Content warning: This post discusses domestic violence. If you or someone you know may be in an abusive relationship, ensure you’re in a safe place and please get in touch with the National Domestic Violence Hotline at 1-800-799-SAFE (7233) or text “START” to 88788 if you are in the US. For Canadians, text “HOME” to 741741 to connect with a crisis counsellor.
Domestic violence is a problem in all communities, but it’s often shrouded in silence in Muslim households. This silence stems from various factors, including traditional gender roles, the fear of stigma, and a lack of understanding about what counts as domestic violence. According to statistics, every six days, a woman in Canada is killed by her partner. November is Domestic violence awareness month in Canada, the perfect time to break the silence and start talking about domestic violence in the Muslim community.
What Is Domestic Violence?
Before we start conversations about domestic violence, we must understand it. Domestic violence is a pattern of abuse that can occur in romantic or family relationships. The abuser often tries to control or dominate the other through fear and intimidation. It can take many different forms, including physical abuse, emotional abuse, financial abuse, sexual abuse, and more.
How Can You Identify Domestic Violence?
One of the most common physical signs of domestic violence is injuries such as bruises, cuts, and broken bones. These injuries may be in various healing stages and may have contradictory explanations, such as falling down the stairs or running into a door. Another physical sign is to look out for changes in appearance, such as refusing to change clothes or regularly wearing clothing covering the body.
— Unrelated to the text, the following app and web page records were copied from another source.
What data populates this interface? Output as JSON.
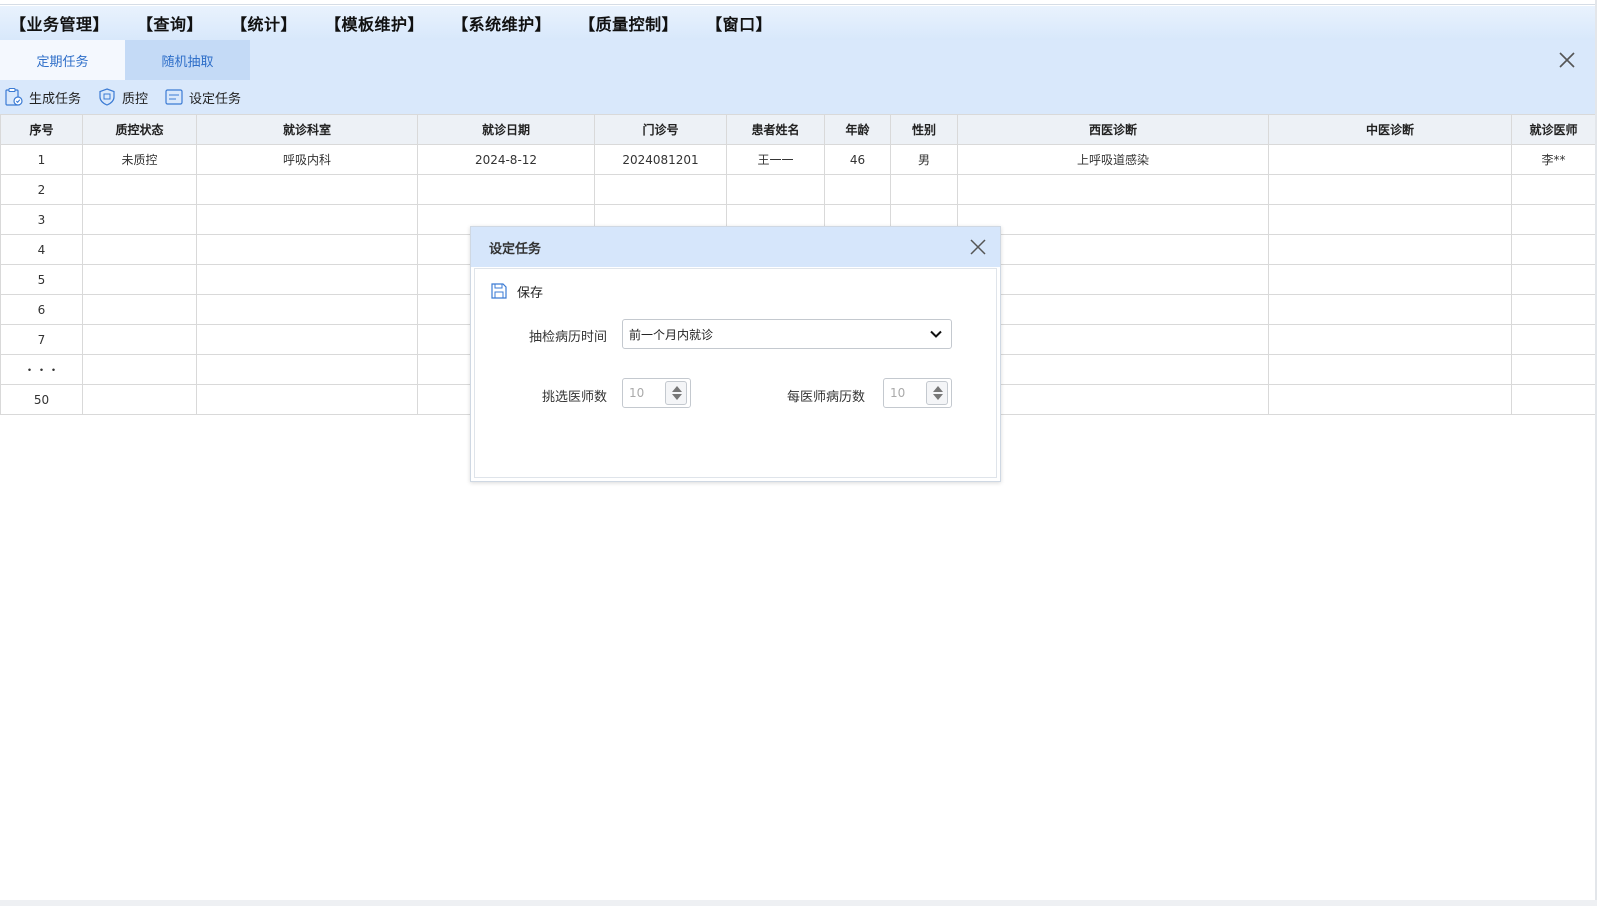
{
  "menu": [
    "【业务管理】",
    "【查询】",
    "【统计】",
    "【模板维护】",
    "【系统维护】",
    "【质量控制】",
    "【窗口】"
  ],
  "tabs": [
    {
      "label": "定期任务",
      "active": true
    },
    {
      "label": "随机抽取",
      "active": false
    }
  ],
  "toolbar": {
    "generate_label": "生成任务",
    "qc_label": "质控",
    "set_task_label": "设定任务"
  },
  "table": {
    "columns": [
      "序号",
      "质控状态",
      "就诊科室",
      "就诊日期",
      "门诊号",
      "患者姓名",
      "年龄",
      "性别",
      "西医诊断",
      "中医诊断",
      "就诊医师"
    ],
    "rows": [
      [
        "1",
        "未质控",
        "呼吸内科",
        "2024-8-12",
        "2024081201",
        "王一一",
        "46",
        "男",
        "上呼吸道感染",
        "",
        "李**"
      ],
      [
        "2",
        "",
        "",
        "",
        "",
        "",
        "",
        "",
        "",
        "",
        ""
      ],
      [
        "3",
        "",
        "",
        "",
        "",
        "",
        "",
        "",
        "",
        "",
        ""
      ],
      [
        "4",
        "",
        "",
        "",
        "",
        "",
        "",
        "",
        "",
        "",
        ""
      ],
      [
        "5",
        "",
        "",
        "",
        "",
        "",
        "",
        "",
        "",
        "",
        ""
      ],
      [
        "6",
        "",
        "",
        "",
        "",
        "",
        "",
        "",
        "",
        "",
        ""
      ],
      [
        "7",
        "",
        "",
        "",
        "",
        "",
        "",
        "",
        "",
        "",
        ""
      ],
      [
        "・・・",
        "",
        "",
        "",
        "",
        "",
        "",
        "",
        "",
        "",
        ""
      ],
      [
        "50",
        "",
        "",
        "",
        "",
        "",
        "",
        "",
        "",
        "",
        ""
      ]
    ]
  },
  "dialog": {
    "title": "设定任务",
    "save_label": "保存",
    "time_label": "抽检病历时间",
    "time_value": "前一个月内就诊",
    "doctor_count_label": "挑选医师数",
    "doctor_count_value": "10",
    "records_per_doctor_label": "每医师病历数",
    "records_per_doctor_value": "10"
  },
  "colors": {
    "menubar": "#d8e8fb",
    "tab_active_text": "#2f6fc9",
    "dialog_header": "#d6e6fb",
    "table_header": "#edf1f6"
  }
}
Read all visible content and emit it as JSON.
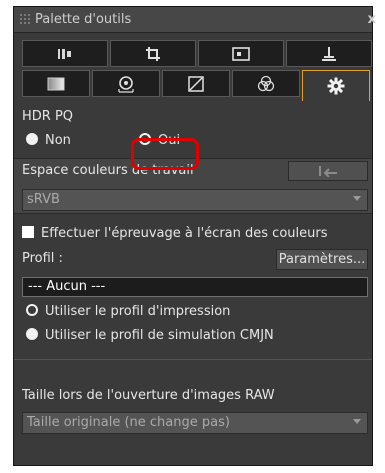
{
  "palette": {
    "title": "Palette d'outils",
    "close_glyph": "x",
    "tabs_row1": [
      {
        "icon": "tone-curve-bars-icon"
      },
      {
        "icon": "crop-icon"
      },
      {
        "icon": "image-frame-icon"
      },
      {
        "icon": "stamp-icon"
      }
    ],
    "tabs_row2": [
      {
        "icon": "picture-style-icon"
      },
      {
        "icon": "lens-aberration-icon"
      },
      {
        "icon": "tone-adjust-icon"
      },
      {
        "icon": "color-balance-icon"
      },
      {
        "icon": "settings-gear-icon",
        "active": true
      }
    ]
  },
  "hdr": {
    "heading": "HDR PQ",
    "option_non": "Non",
    "option_oui": "Oui",
    "selected": "Oui"
  },
  "workspace": {
    "label": "Espace couleurs de travail",
    "value": "sRVB",
    "apply_icon": "apply-arrow-icon"
  },
  "proofing": {
    "checkbox_label": "Effectuer l'épreuvage à l'écran des couleurs",
    "profile_label": "Profil :",
    "settings_button": "Paramètres...",
    "profile_value": "---  Aucun  ---",
    "option_print": "Utiliser le profil d'impression",
    "option_cmyk": "Utiliser le profil de simulation CMJN",
    "selected": "Utiliser le profil d'impression"
  },
  "raw_size": {
    "label": "Taille lors de l'ouverture d'images RAW",
    "value": "Taille originale (ne change pas)"
  },
  "colors": {
    "panel_bg": "#3a3a3a",
    "active_tab_border": "#e0a030",
    "highlight": "#e10000"
  }
}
It is important to remember that not all physical signs of domestic violence are visible – victims may also experience sexually transmitted diseases or unintended pregnancy from coerced sexual activity. If you suspect someone is experiencing domestic violence, listening to their story and offering support without judgment is vital. Domestic violence hotlines and resources are available for anyone who needs help escaping an abusive situation.
Domestic violence can take many forms affecting both men and women, and the emotional impact on the victim can be just as damaging as the physical one. Some common emotional signs of domestic violence include constant fear or anxiety around their abuser, feeling isolated and alone, low self-esteem and self-blame, and depression. Victims may also feel a sense of hopelessness or helplessness, believing they have no way to escape the abuse. It is important to note that these signs may not always be evident to outsiders, as abusers often use manipulation techniques to maintain control over their victims and make them doubt their thoughts and feelings. If you suspect someone is experiencing domestic violence, one way to help is by offering support and reminding them that they are not responsible for the abuser’s actions. It is also essential to provide resources such as hotlines for victims to seek further assistance.
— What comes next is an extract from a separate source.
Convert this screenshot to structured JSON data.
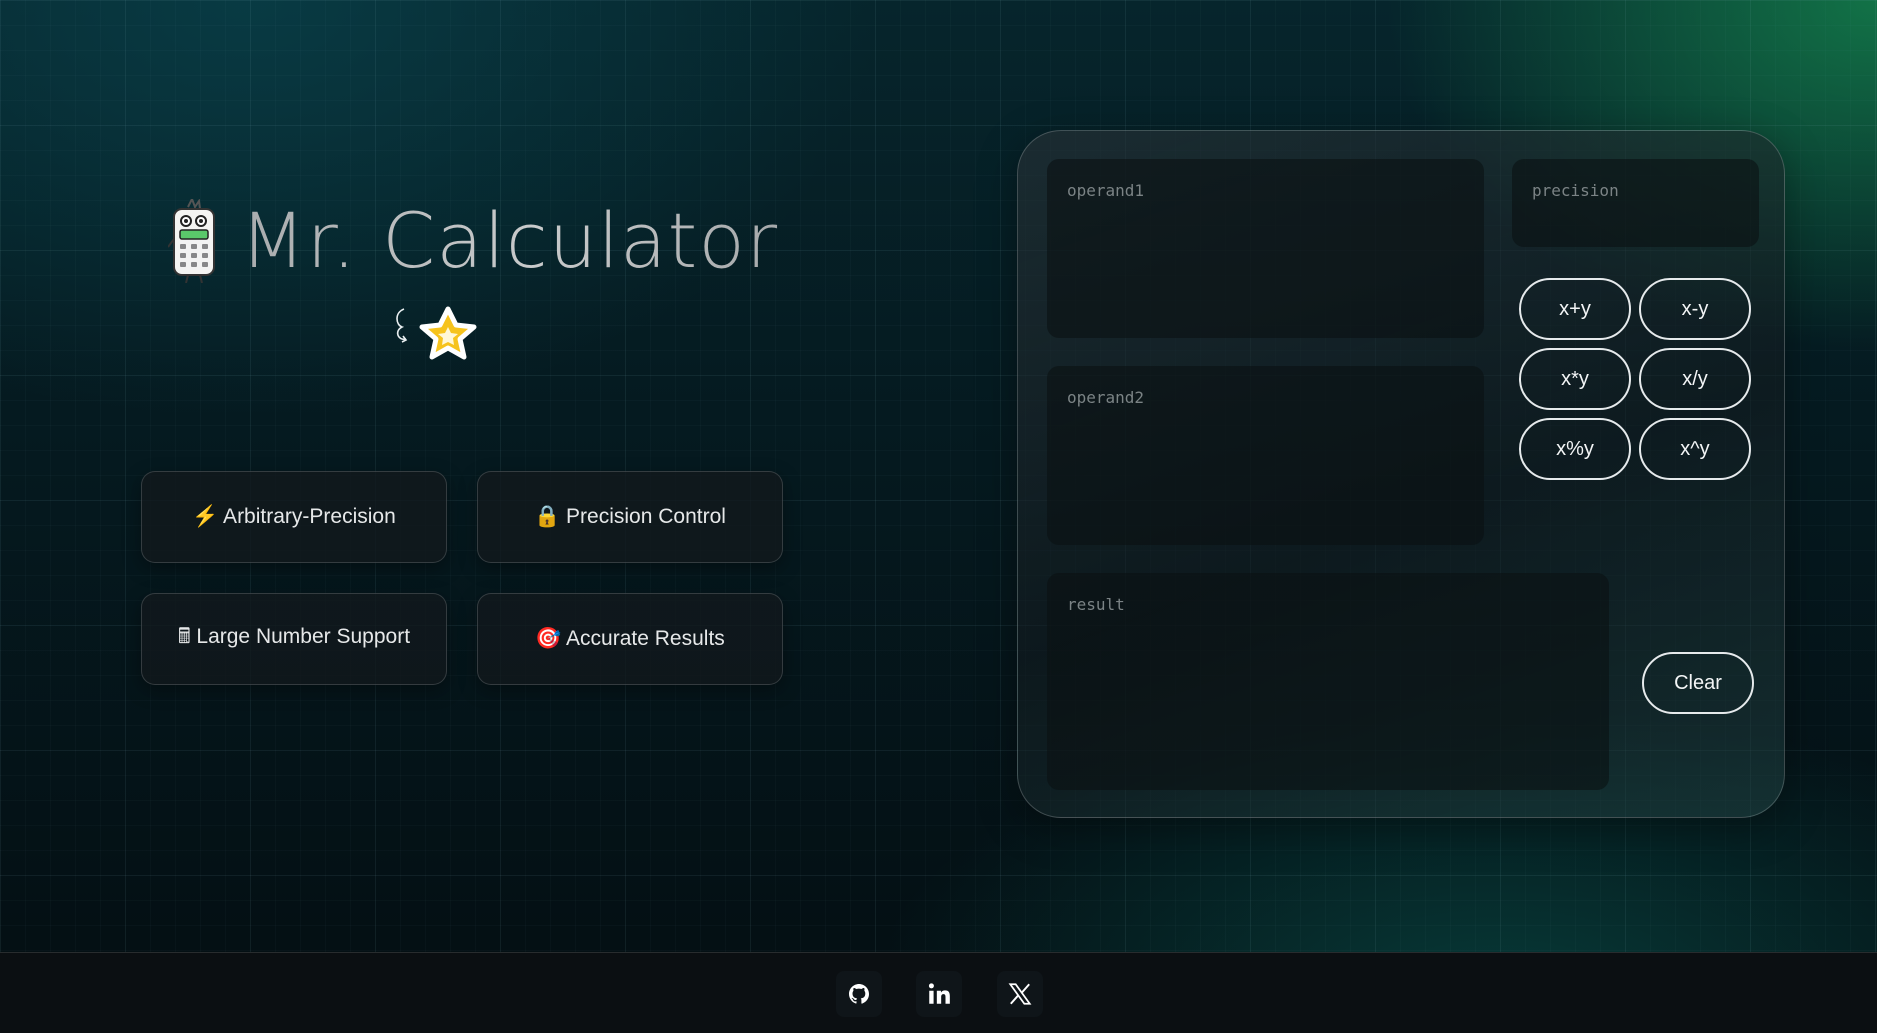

Why Is It Important to Talk About Domestic Violence in the Muslim Community?
Unfortunately, domestic violence is all too common in Canada and worldwide. Domestic violence is problematic across all communities, but cultural norms and stigmas sometimes prevent victims from speaking out or seeking help. Religious teachings may be misinterpreted in the Muslim community to justify abusive behaviour. This distorted understanding must be challenged and addressed within our community to provide proper support for survivors and hold perpetrators accountable.
Engaging in these difficult conversations also helps dismantle false narratives about Islam promoting violence toward women, instead highlighting its principles of justice, compassion, and respect for all individuals. By addressing domestic violence within the Muslim community, we can work towards creating safer and healthier homes and communities by addressing domestic violence within the Muslim community.
Islam upholds the dignity of all humans and condemns mistreatment or injustice; as such, Muslims are responsible for standing up against domestic violence. When some cannot leave an abusive situation, the abuse can escalate, resulting in critical injuries and even death.
How Can We Talk About Domestic Violence in the Muslim Community?
The topic of domestic violence is a challenging and often uncomfortable one. It can be tempting to brush aside instances of abuse as personal family matters, but we must help put an end to abuse.
The Prophet Muhammad (peace be upon him) said, “the best of you are those who are best to their wives,” and there are clear guidelines for respectful treatment within marriage. The issue of domestic violence must also be addressed from a cultural perspective. Some beliefs and practices within the Muslim community can create a power imbalance in marriages and perpetuate cycles of abuse. With open discussion and education on Islamic values, we can work towards creating a safe and equitable environment for all members of the Muslim community.
To open the conversation, we must educate ourselves about domestic violence and how to spot it. Then, we can reach out to our friends and family members who may be affected by domestic violence and offer them support. Finally, we can advocate for better policies and procedures related to domestic violence at our mosques and Islamic centers.